EP1132884A2 *Mar 12, 2001Sep 12, 2001Ngk Insulators, Ltd.Display system and method for displaying still and moving picture data
EP1132884A3 *Mar 12, 2001Jan 2, 2002Ngk Insulators, Ltd.Display system and method for displaying still and moving picture data
WO2000019398A1 *Jun 23, 1999Apr 6, 2000Candescent Technologies CorporationAmplifier circuit for use within a column driver
U.S. Classification315/169.4, 315/169.3, 348/E05.134, 315/337, 345/75.1, 315/168, 348/E05.127
International ClassificationH04N5/63, H04N5/68, H02J7/00
Cooperative ClassificationH04N5/63, H02J7/0063, H04N5/68
European ClassificationH02J7/00K, H04N5/68
Legal Events
Nov 9, 1993ASAssignment
Effective date: 19931102
Apr 19, 1999FPAYFee payment
Year of fee payment: 4
Apr 30, 2003FPAYFee payment
Year of fee payment: 8
Sep 30, 2005ASAssignment
Effective date: 20050930
Nov 21, 2007LAPSLapse for failure to pay maintenance fees

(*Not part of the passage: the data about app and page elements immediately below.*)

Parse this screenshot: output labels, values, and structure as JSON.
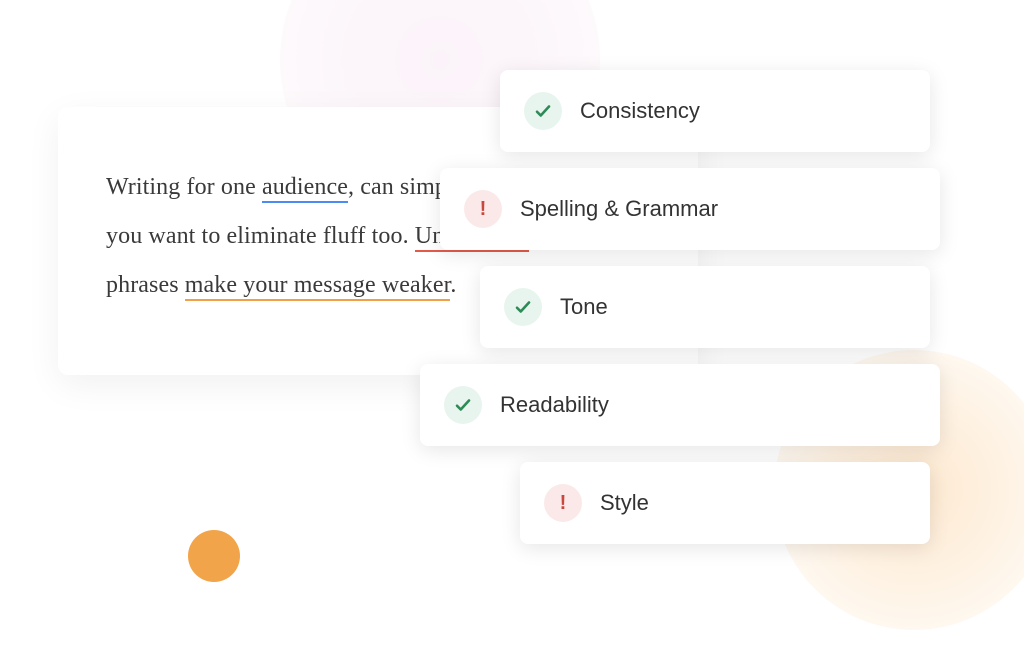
{
  "text_card": {
    "segments": [
      {
        "t": "Writing for one "
      },
      {
        "t": "audience",
        "u": "blue"
      },
      {
        "t": ", can simplify your copy. But you want to eliminate fluff too. "
      },
      {
        "t": "Unnecesary",
        "u": "red"
      },
      {
        "t": " words and phrases "
      },
      {
        "t": "make your message weaker",
        "u": "orange"
      },
      {
        "t": "."
      }
    ]
  },
  "checks": [
    {
      "label": "Consistency",
      "status": "pass"
    },
    {
      "label": "Spelling & Grammar",
      "status": "fail"
    },
    {
      "label": "Tone",
      "status": "pass"
    },
    {
      "label": "Readability",
      "status": "pass"
    },
    {
      "label": "Style",
      "status": "fail"
    }
  ],
  "colors": {
    "underline_blue": "#4a8cf4",
    "underline_red": "#e35a4b",
    "underline_orange": "#f0a048",
    "pass_icon_bg": "#e8f5ee",
    "pass_icon_fg": "#2e8a57",
    "fail_icon_bg": "#fbe9e9",
    "fail_icon_fg": "#c9483e",
    "dot_orange": "#f2a44a"
  }
}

Jan 8, 2008FPExpired due to failure to pay maintenance fee
Effective date: 20071121